Adjust the interface to make it easier to use for different conditions.
This renders the document in high contrast mode.
This renders the document as white on black
This can help those with trouble processing rapid screen movements.
This loads a font easier to read for people with dyslexia.

Dressed for Eternity

Jewish Shrouds through the Ages

  • Date iconMarch 3 2023 - February 24 2024
  • Curator: Efrat Assaf-Shapira
  • Designer: Rona Cernica
  • Bella and Harry Wexner Gallery

An exhibition on the clothing of the dead may elicit some discomfort; like all matters concerning death, it is a subject we’d rather not think about. Nevertheless, having chosen to focus on this sensitive topic, we discovered a fascinating world.

This exhibition of shrouds is the direct continuation of previous displays showcasing items of clothing and fashion in Jewish culture. As is the case with the clothes of the living, the story of the changing form of shrouds exemplifies the transition from traditional costume unique to each community, toward unification.

In the past, shrouds were sewn by members of the community, in some cases by the very people for whom they were eventually intended. How, then, did these garments arrive at the Museum? When did the tradition of shroud-making begin? Is it customary among Jews only? What items does a shroud set contain? Why is the color of shrouds almost always white, why are they made of cotton or linen, and what can we learn from the differences between the shrouds of various communities?

We invite you to join us on a journey in which the exemplars – taken mostly from the rich costume collection of the Israel Museum – will gradually reveal the answers to these questions and others. Perhaps, upon emerging from the exhibition, you’ll give some more thought to the view that sees death – shrouds included – as a natural continuation of life.
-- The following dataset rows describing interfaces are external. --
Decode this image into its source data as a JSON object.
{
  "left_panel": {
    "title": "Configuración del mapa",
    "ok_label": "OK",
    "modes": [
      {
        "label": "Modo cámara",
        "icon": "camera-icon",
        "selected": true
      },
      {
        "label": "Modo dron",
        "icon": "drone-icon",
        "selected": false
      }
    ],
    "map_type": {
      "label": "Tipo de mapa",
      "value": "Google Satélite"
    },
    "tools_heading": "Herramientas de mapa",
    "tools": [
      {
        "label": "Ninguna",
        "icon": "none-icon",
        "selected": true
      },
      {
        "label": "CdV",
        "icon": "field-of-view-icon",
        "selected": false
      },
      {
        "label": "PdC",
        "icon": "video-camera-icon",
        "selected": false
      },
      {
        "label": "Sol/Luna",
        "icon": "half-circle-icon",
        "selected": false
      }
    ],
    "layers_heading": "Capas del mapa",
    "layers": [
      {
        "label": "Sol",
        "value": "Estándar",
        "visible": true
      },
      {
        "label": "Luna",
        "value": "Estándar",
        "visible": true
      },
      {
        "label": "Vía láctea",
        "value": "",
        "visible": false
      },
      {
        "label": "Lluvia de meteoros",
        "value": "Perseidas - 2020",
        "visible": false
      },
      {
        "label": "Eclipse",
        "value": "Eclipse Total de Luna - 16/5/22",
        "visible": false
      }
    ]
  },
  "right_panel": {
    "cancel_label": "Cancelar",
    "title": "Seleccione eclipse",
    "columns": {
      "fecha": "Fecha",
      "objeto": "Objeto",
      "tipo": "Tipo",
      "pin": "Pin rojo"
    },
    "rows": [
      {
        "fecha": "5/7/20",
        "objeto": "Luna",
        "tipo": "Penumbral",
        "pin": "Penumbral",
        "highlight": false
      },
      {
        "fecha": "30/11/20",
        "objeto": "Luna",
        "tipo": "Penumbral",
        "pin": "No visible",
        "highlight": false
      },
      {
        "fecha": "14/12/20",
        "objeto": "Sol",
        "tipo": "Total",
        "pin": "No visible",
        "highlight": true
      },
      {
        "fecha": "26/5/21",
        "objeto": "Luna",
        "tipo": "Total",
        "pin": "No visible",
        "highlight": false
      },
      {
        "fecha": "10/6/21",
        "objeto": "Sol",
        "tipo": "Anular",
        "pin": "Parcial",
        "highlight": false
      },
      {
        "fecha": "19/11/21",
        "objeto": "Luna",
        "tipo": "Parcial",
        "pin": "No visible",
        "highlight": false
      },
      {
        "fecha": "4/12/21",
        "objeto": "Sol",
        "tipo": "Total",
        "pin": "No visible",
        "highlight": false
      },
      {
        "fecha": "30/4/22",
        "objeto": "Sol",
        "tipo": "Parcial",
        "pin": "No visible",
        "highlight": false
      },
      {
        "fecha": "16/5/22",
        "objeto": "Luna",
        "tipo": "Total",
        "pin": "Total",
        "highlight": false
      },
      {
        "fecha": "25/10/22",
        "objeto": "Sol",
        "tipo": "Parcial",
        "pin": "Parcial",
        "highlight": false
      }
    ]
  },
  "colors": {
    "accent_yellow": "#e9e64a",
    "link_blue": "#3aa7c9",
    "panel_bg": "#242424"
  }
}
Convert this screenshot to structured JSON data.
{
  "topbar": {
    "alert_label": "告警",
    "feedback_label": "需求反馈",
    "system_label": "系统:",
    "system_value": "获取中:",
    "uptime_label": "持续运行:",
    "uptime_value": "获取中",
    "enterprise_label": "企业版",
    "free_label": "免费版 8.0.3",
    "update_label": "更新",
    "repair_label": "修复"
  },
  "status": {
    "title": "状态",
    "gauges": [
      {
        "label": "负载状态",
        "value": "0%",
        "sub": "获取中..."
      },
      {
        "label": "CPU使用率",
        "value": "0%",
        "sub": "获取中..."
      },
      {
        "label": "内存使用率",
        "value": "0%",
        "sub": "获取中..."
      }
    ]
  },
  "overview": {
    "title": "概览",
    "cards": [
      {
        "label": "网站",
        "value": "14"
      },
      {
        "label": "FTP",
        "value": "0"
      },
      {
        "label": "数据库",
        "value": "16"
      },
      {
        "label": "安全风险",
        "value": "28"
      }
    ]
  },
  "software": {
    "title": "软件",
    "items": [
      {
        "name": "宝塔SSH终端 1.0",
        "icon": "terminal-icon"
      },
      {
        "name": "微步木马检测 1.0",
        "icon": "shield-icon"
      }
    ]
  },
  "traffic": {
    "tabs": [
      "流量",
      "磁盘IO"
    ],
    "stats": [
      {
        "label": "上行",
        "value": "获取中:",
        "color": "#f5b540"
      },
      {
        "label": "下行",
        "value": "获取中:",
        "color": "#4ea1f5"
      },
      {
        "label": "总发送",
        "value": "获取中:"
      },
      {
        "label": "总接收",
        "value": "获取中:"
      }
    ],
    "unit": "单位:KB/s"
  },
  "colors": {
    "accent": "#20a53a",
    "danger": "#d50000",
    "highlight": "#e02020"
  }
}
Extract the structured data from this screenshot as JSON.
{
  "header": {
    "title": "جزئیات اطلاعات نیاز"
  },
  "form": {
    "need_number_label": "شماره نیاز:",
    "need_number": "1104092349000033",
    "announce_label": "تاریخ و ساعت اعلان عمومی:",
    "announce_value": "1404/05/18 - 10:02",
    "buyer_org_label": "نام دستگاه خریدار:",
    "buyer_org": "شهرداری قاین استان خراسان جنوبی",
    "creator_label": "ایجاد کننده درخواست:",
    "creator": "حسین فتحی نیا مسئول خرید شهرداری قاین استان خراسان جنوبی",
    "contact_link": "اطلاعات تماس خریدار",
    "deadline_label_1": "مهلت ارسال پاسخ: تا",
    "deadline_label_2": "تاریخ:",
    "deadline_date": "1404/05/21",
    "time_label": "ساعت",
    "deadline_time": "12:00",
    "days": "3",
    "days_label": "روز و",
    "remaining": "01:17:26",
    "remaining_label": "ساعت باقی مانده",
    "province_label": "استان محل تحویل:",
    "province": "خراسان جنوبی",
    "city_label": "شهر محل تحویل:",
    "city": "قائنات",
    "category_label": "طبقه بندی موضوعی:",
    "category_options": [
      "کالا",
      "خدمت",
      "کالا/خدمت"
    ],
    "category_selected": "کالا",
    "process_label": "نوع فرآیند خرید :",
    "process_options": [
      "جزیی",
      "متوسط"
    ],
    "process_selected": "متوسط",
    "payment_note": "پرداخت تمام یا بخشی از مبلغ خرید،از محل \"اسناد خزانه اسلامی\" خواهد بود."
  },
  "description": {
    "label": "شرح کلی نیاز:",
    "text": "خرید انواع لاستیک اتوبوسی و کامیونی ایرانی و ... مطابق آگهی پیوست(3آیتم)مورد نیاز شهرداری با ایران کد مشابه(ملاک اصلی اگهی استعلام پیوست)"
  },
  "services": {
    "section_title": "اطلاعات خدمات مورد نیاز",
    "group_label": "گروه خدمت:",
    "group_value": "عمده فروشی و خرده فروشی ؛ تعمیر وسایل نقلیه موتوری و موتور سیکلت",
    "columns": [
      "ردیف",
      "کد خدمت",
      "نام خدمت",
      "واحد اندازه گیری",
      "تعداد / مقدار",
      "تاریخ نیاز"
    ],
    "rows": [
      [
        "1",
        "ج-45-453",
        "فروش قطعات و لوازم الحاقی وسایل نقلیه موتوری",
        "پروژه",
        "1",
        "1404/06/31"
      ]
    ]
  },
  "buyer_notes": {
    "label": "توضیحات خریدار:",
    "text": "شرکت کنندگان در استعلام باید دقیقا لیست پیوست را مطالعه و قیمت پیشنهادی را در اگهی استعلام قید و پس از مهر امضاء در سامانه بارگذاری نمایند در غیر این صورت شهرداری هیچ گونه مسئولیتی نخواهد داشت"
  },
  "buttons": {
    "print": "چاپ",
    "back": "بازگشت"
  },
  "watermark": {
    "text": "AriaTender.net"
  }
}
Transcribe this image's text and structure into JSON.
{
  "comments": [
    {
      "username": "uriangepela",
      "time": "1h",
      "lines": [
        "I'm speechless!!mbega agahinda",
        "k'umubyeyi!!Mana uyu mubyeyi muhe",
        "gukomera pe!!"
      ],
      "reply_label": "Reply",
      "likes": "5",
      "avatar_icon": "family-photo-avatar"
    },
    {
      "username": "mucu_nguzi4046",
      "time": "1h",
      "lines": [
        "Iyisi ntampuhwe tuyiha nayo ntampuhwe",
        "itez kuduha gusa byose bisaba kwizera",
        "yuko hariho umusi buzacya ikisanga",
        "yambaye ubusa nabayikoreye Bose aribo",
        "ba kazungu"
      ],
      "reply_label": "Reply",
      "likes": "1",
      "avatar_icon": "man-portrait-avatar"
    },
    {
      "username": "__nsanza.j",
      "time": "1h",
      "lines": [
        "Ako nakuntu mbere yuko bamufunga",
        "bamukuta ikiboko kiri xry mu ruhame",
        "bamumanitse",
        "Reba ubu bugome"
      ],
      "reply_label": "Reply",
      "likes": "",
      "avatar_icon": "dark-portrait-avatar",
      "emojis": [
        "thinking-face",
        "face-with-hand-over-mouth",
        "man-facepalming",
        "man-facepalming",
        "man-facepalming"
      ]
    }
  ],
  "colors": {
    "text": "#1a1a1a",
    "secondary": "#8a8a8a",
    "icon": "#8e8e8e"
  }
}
Set of woman's burial shrouds
Frankfurt am Main, Germany, late 19th – early 20th century
Linen, lace
Gift of the Shenhav, Moeller, Shragai, and Glick families, Israel, in memory of Recha Hamburger
Photo:© The Israel Museum, Jerusalem, by Elie Posner